Lois Gibbs has been shot at, insulted, threatened and harassed in her twenty one years as an environmental activist. But the mother of Superfund, legislation that seeks to clean up hazardous waste sites around the nation, isnít easily intimidated.
Although people may shoot at me, if they wanted to hit me, they would have years ago. But Iím still fearful that they are bad at missing me, said Gibbs, who established the Center for Health, Environment and Justice in 1981 to help other communities fight for their right to a safe environment. Itís really hard-- [to get over your fears] I was that way at Love Canal but you just have to get up and do it.
It all started in 1978 when she discovered that her neighborhood in Love Canal, NY was located on a 20,000 ton chemical waste dump. Lois and her husband moved to Love Canal, New York in the mid-seventies to raise their young family and settle in what they thought was a picturesque, working class neighborhood near the Niagara river. Mr. Gibbs worked for Goodyear Chemical Company, and Lois stayed at home with their two infant children.
Gibbs was baffled by the array of illnesses such as epilepsy, asthma, and urinary track infections that hospitalized her children every week, especially because of their healthy family history. When Niagara Falls Gazette reporter Michael Brown published a series about the 20,000 ton chemical waste dump in town, Lois began to realize why her children were sick.
When she learned that her childrenís elementary school was located directly under large amounts of toxic waste, she begged the School Board to move her children to another school. The School Board denied her request because it felt that every student would want to move if one was granted the privilege.
Lois, who had no formal education or prior knowledge of environmental issues, began to ask the government to clean up or relocate residents in 1978. When they refused to listen, she organized her neighbors into the Love Canal Homeowners Association.
They made me mad, and it wasnít a matter of Iím going to go out and do good. I was just furious and frightened, said Gibbs in describing her motivations to fight.
The state of New York closed the local elementary school and purchased the 239 homes closest to the dump. Gibbs fought for two more years until Jimmy Carter delivered an emergency declaration moving nine hundred families out of the area in 1980. Congress also enacted Superfund legislation in December of 1980 to help clean up other toxic waste sites around the nation.
After her ordeal at Love Canal, Gibbs received thousands of calls from people around the nation also facing environmental hazards. In order to help other people, she established CHEJ. I can provide something to people in a way that comes from personal experience I walked the walk and did it, she said.
Her organization teaches community groups and individuals the basics of advocacy such as writing letters, meeting with public officials and talking to corporations. She also helps people understand technical information in environmental studies.
People get inspired by their own actions and all we really do is give them the path and frame it in a way that they see each step as a major victory, said Gibbs.
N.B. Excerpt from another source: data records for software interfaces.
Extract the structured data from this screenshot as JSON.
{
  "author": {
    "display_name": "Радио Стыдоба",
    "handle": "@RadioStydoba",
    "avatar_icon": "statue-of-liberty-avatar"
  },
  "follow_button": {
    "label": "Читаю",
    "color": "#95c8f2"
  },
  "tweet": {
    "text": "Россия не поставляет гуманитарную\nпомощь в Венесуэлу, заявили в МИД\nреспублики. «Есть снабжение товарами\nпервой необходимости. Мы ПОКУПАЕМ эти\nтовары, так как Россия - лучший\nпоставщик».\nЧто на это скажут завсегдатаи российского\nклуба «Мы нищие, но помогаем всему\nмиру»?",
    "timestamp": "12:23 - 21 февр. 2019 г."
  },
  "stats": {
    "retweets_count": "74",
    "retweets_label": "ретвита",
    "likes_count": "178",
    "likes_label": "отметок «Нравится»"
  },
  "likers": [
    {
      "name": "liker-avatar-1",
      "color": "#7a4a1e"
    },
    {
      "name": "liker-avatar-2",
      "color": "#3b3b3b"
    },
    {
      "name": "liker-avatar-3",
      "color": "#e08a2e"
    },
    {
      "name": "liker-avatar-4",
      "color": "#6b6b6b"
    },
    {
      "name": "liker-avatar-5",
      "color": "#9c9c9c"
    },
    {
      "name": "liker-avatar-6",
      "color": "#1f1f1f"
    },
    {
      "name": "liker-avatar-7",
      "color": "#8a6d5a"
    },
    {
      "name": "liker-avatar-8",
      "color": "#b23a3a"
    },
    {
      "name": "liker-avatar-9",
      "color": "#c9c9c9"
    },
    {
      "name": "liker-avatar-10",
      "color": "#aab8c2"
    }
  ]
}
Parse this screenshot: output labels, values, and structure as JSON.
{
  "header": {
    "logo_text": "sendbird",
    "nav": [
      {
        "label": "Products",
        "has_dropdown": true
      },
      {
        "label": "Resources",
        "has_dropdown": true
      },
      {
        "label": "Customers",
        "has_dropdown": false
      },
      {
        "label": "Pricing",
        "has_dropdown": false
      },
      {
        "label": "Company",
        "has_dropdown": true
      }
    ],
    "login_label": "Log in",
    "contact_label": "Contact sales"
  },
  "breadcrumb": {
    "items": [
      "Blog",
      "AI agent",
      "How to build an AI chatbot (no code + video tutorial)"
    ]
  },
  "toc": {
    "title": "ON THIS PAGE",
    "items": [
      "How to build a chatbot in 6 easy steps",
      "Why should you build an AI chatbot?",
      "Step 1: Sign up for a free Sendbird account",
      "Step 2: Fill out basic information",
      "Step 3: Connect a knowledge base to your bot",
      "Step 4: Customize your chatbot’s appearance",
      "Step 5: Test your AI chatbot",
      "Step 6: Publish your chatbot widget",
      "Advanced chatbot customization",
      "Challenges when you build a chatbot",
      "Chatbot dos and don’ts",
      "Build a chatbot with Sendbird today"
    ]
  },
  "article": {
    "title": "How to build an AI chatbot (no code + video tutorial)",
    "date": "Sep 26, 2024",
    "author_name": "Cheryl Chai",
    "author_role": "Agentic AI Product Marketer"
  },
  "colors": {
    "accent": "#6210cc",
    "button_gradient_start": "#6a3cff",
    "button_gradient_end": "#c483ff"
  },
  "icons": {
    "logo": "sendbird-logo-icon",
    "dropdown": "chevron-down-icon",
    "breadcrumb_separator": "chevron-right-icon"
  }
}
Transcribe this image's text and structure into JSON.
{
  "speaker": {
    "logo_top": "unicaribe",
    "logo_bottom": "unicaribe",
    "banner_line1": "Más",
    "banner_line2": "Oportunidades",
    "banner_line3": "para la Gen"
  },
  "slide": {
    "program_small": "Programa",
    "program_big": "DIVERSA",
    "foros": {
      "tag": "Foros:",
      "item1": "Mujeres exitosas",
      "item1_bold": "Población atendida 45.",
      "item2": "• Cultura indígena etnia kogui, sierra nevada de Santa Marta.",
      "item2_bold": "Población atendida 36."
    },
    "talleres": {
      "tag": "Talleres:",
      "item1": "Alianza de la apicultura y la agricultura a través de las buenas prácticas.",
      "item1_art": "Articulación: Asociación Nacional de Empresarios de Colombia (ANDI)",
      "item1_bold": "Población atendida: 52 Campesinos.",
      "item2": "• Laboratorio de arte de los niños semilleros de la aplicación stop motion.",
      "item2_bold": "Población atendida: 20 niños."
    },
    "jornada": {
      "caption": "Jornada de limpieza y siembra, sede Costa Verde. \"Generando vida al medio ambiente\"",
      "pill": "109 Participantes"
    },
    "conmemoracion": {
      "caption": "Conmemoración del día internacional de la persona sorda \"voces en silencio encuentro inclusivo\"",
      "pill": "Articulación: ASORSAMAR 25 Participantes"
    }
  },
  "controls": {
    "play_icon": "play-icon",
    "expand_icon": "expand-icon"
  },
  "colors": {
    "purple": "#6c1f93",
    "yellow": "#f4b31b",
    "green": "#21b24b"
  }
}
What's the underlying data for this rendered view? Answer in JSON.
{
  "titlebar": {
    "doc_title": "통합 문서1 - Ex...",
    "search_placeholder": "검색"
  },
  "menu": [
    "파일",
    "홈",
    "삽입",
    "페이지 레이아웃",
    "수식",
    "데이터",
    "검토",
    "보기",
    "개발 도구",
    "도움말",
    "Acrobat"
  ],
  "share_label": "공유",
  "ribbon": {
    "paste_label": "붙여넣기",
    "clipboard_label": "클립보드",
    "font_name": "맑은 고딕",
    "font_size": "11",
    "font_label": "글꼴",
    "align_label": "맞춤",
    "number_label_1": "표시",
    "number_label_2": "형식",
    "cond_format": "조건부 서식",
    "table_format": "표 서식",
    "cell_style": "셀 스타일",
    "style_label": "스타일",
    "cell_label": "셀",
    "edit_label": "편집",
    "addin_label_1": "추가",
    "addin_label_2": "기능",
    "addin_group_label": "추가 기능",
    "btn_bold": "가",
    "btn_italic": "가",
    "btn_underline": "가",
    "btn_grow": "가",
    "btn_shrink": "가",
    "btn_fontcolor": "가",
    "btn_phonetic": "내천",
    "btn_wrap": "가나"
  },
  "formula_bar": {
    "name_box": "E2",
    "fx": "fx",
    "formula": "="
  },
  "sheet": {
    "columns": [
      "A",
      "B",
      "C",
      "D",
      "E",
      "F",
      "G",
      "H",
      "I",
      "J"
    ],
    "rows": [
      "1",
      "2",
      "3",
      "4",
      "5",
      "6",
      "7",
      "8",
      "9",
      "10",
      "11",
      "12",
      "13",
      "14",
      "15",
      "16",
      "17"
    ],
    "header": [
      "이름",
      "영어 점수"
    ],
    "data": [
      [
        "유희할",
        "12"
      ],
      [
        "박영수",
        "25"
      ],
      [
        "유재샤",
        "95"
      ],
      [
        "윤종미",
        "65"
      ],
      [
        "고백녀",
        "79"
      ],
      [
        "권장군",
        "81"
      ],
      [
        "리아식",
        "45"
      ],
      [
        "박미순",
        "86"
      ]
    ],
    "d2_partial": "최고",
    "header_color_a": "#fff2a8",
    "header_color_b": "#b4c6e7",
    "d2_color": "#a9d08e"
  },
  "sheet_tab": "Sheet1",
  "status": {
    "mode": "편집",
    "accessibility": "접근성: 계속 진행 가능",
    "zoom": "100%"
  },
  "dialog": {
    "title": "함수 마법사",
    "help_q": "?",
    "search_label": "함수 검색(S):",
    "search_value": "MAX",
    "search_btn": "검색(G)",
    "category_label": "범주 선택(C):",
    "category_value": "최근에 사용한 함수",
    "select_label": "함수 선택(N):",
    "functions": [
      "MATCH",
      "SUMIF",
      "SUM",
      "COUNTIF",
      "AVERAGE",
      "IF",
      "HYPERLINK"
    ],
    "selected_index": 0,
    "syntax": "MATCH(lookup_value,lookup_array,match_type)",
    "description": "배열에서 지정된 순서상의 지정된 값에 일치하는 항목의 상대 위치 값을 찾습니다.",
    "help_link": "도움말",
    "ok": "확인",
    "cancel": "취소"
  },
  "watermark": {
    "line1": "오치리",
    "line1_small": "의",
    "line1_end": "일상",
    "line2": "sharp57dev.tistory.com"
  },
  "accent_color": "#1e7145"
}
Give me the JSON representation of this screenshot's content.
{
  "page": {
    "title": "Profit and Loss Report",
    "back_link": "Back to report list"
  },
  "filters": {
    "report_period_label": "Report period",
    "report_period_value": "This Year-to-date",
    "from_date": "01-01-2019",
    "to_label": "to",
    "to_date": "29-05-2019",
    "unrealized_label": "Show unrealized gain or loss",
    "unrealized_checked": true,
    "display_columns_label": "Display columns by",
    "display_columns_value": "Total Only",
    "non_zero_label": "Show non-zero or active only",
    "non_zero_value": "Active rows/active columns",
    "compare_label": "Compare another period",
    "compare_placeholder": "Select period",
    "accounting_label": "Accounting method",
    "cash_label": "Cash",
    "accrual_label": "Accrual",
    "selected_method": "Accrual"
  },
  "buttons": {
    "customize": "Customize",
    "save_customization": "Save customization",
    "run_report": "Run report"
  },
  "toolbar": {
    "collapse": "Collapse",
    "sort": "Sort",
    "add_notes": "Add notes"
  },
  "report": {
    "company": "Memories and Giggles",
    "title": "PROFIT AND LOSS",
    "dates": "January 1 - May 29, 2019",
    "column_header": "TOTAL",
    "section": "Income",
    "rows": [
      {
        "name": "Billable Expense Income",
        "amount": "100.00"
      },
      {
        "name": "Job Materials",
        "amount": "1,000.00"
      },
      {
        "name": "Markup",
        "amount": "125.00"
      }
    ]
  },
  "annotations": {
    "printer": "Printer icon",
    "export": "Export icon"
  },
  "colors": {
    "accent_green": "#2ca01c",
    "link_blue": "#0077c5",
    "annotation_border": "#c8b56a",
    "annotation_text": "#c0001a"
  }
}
While Gibbs is proud of her work and the progress of the environmental movement, a big setback for her came in 1988 when the state of New York decided to build low income housing in parts of the once-contaminated Love Canal. Gibbs warned residents that the canal will continue to leak and affect homes, which were sold to mostly young couples below market prices, and peopleís health. Despite her warnings, she has pledged to help people if they get into trouble.
Most of them [people who move in the new homes] I fear for. Some of them will face the same issues as we did, said Gibbs.
Gibbs is also fighting to stop polluters from setting up facilities in minority or low-income neighborhoods. From her experience, she knows that polluters seek out such communities because they are not inclined to fight.
Itís just devastating because here is a community already suffering a number of social ills, then you pollute it, said Gibbs.
She added that many organizations profile a number of poor communities and find out which is least likely to resist in deciding where to build a facility. In one companyís case, it ended up being East Los Angeles because its primarily poor, primarily a community of color.
- Established Love Canal Honeowner's Association in August of 1978.
- On August 2, 1978, the New York State Department of Health closed the local elementary school, and moved 239 residents out of the area.
- Gibbs and her neighbors held two EPA officials hostage until the state agreed to move all residents out of the area.
- Jimmy Carter declared an emergency evacution and moved 900 families out
of of Love Canal 1980.
- Gibbs forms the Center for Health, Environment and Justice to help other
communities fight environmental injustice.